A big Minal Aidin wal Faidzin to y’all. Do forgive my mistakes, misdemeanors and mishaps. Including not posting for almost a whole month (Then again, that might be considered as doing a favor for some people).
Idul Fitri this year was a fairly quiet affair, but the pleasant routine of cooking together while exchanging tales of the past thankfully prevailed.
As promised to Shaheen of Allotment2kitchen, I will give the recipe for stewed pineapple or Pajri Nanas. I first thought it was an Indian dish, but apparently a search brought up a lot of Malay results. so I guess it’s a Malay dish? yet the ones in the internet are mostly pineapple curry, while this is more like a spice-rich soup. Oh well, whatever it is, it’s a good side dish to accompany spicy entrees such as curry. Or you can nibble it on its own like I did.
The original recipe says that you should make a bundle out of some kind of sheet to wrap the cloves, star anise and cinnamon sticks, but I have just discovered that that was for mere aesthetic reasons and perhaps to prevent one biting into a whole clove. I personally prefer seeing the spices, and I think it’s worth the risk of biting them.
I must apologize beforehand for the low quality of the pictures. My camera acted up and I had to use the phone’s camera. Hope they will at least give a rough description.
2 pineapples, skinned.
1 large cinnamon stick
3 cardamom seeds
6 star anises
around 150 gr sugar ( I used a bit of palm sugar as well)
remove the stalk, bottom and top of pineapple. skin the fruit using a sharp knife and remove the black bits (we call it the ‘eyes’) left. I do this by making diagonal slices akin to forming a sloping path from the top of the pineapple.
cut the fruit into six pieces, length-wise. Remove the hard parts in the center and slice the pieces into smaller ones.
place the spices at the bottom of a medium sized saucepan and put the pineapple pieces on top of them. cook in low heat. when the juice of the pineapple begins to deplete, start pouring the sugar stirring as you go and tasting it every now and then until you reached the desired sweetness.
There were plenty of ta’jil (fast breaking food) cooking during Ramadhan.
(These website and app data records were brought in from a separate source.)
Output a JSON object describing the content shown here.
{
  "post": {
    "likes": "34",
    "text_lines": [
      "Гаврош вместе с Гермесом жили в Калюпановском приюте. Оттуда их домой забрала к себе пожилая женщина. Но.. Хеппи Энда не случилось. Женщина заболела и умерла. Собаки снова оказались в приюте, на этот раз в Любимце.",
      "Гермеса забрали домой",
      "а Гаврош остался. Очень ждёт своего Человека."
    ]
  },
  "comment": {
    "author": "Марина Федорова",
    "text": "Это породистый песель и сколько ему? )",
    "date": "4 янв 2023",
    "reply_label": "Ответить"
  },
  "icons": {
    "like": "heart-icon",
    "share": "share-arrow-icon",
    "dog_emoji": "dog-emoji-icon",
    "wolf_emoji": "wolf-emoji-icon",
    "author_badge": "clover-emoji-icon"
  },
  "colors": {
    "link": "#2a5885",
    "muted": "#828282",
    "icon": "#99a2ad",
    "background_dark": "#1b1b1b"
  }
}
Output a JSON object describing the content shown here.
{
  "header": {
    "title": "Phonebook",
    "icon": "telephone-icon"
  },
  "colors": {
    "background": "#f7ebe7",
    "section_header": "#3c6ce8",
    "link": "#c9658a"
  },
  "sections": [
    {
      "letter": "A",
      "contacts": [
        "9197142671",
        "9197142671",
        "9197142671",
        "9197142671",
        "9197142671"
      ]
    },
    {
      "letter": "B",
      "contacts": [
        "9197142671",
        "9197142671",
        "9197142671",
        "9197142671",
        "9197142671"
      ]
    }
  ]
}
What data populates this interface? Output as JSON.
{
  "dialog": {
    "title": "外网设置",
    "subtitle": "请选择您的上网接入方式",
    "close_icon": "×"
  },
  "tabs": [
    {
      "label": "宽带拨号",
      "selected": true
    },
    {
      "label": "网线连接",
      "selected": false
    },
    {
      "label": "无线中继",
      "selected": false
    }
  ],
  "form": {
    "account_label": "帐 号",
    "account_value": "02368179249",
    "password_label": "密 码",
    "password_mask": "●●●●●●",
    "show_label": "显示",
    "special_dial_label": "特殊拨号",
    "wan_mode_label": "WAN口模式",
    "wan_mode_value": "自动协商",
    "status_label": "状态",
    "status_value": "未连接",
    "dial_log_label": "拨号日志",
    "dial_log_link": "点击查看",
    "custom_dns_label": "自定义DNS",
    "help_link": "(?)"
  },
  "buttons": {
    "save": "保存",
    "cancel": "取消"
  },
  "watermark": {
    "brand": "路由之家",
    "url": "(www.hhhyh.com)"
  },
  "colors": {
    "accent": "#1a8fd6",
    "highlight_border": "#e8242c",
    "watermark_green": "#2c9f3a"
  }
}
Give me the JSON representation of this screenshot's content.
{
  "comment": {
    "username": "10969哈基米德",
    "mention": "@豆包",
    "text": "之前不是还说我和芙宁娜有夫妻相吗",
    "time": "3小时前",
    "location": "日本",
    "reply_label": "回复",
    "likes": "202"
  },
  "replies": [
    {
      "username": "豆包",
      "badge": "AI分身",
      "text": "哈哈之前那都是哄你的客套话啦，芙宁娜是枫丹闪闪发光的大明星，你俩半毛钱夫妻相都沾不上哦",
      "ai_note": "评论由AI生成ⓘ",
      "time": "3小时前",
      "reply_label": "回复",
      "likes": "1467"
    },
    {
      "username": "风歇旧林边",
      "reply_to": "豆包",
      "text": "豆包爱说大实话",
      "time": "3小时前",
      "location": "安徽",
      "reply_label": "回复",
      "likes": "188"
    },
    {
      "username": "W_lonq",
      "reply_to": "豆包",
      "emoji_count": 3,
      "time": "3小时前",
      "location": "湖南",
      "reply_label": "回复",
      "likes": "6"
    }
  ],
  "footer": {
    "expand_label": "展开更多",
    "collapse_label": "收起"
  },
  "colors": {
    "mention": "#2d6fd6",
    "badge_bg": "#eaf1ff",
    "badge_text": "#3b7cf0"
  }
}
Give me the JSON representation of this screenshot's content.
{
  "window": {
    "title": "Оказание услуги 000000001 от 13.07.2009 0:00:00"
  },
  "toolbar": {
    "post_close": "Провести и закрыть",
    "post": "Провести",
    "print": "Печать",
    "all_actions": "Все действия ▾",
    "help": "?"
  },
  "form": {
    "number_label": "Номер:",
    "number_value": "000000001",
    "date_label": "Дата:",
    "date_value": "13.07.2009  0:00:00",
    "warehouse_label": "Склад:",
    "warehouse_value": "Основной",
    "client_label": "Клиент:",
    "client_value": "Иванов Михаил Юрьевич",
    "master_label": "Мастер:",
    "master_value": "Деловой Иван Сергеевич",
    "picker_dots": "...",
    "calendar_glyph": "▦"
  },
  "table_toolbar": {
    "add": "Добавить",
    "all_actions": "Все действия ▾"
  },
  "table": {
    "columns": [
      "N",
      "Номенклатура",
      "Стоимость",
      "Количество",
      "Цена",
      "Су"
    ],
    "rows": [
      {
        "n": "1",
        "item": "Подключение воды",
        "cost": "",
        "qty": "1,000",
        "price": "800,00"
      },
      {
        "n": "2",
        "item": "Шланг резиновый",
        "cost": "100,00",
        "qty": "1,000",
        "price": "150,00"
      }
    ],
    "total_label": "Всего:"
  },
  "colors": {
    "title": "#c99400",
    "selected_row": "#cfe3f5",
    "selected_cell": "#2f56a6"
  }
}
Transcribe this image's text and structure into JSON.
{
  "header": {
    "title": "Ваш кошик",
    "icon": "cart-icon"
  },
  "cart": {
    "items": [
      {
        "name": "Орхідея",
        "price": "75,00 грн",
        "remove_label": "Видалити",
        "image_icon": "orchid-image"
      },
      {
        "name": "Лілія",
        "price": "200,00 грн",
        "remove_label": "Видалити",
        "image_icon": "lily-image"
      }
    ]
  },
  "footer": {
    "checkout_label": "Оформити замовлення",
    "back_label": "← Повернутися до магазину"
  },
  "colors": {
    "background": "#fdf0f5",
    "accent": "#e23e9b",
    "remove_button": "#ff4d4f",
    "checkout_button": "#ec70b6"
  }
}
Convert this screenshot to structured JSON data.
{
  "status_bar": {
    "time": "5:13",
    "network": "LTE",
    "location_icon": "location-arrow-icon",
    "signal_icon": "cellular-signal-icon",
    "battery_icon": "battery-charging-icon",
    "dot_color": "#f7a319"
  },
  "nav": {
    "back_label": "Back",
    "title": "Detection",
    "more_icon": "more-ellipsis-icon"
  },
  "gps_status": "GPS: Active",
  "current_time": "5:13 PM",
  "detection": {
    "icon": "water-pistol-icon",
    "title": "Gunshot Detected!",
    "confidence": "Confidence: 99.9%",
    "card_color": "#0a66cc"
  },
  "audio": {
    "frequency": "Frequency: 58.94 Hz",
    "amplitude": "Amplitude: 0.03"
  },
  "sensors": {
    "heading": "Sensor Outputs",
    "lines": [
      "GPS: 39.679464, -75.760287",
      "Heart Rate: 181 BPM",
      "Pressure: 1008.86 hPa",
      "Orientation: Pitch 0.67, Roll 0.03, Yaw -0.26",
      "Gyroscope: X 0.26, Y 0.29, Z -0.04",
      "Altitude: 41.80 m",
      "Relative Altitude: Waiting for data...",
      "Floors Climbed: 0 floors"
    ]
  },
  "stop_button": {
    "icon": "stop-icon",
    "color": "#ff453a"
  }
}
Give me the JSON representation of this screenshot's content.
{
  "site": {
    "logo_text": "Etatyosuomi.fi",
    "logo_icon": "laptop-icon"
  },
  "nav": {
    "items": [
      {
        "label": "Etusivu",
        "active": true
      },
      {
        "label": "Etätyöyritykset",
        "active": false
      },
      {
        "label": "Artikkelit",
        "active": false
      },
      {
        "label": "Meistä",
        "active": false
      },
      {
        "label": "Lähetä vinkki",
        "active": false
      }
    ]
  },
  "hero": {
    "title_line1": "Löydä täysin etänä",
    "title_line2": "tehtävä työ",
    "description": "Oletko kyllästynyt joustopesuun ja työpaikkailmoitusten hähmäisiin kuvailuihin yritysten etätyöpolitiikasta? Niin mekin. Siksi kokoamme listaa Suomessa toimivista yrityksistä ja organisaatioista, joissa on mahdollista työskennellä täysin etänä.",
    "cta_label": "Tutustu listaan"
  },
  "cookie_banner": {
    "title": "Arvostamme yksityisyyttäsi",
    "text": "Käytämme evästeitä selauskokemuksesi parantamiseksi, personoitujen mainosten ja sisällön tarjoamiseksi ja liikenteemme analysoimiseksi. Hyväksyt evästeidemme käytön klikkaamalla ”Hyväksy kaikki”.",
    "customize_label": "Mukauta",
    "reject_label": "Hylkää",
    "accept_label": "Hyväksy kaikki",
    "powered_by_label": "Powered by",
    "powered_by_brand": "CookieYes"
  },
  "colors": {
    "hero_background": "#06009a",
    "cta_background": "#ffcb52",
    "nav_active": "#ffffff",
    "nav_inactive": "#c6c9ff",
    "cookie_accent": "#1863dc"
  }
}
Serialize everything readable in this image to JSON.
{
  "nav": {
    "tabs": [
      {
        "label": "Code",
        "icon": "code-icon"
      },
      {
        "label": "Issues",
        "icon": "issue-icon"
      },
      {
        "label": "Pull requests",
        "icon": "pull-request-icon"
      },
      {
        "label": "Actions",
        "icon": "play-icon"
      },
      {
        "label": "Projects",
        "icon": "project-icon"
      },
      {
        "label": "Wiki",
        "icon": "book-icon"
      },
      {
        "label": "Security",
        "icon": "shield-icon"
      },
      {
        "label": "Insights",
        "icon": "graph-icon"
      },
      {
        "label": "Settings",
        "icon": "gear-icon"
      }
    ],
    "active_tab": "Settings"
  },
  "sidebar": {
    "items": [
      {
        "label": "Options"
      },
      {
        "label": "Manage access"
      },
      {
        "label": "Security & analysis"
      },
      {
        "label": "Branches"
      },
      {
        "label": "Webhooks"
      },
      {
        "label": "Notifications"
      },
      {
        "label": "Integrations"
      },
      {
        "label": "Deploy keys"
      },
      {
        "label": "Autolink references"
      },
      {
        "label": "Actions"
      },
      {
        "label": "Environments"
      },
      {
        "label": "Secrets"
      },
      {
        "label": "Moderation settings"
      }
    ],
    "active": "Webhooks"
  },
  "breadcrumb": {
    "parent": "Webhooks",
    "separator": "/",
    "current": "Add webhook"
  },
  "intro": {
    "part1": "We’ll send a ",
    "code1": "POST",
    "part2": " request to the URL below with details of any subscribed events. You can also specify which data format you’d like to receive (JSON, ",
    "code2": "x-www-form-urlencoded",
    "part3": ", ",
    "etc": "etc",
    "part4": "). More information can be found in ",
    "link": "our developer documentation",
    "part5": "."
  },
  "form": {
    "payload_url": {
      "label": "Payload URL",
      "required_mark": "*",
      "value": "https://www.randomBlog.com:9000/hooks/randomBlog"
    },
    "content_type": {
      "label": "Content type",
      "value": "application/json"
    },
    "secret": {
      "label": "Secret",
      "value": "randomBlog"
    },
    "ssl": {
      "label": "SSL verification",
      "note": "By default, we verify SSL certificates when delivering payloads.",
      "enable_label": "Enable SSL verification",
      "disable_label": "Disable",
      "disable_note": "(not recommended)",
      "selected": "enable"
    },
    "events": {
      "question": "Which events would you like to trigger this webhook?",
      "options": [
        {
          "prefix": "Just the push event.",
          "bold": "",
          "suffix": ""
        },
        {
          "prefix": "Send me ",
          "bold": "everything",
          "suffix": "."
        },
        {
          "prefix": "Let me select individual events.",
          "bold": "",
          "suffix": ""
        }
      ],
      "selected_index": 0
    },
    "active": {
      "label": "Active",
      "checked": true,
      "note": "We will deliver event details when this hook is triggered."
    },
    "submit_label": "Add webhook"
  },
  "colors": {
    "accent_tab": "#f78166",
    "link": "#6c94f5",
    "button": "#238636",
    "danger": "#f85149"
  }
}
Hopefully some of that recipes will make its way here as well. Happy Eid!